Your goal: Line count for "description": give how many lines in the data below contain it, with no other words.

[Dataset rows describing interfaces]
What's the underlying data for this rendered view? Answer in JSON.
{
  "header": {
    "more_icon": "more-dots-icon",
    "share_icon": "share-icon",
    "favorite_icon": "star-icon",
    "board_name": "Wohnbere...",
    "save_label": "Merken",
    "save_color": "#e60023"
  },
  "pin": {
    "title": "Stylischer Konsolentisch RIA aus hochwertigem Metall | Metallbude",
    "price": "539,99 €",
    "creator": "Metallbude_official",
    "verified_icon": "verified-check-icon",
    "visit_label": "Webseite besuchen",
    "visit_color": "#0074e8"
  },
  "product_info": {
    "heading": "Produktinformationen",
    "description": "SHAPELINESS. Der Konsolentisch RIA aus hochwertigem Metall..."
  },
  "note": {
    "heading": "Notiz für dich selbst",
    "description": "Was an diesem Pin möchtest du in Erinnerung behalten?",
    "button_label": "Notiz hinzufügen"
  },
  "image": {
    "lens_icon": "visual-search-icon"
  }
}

Reply to the exercise: 2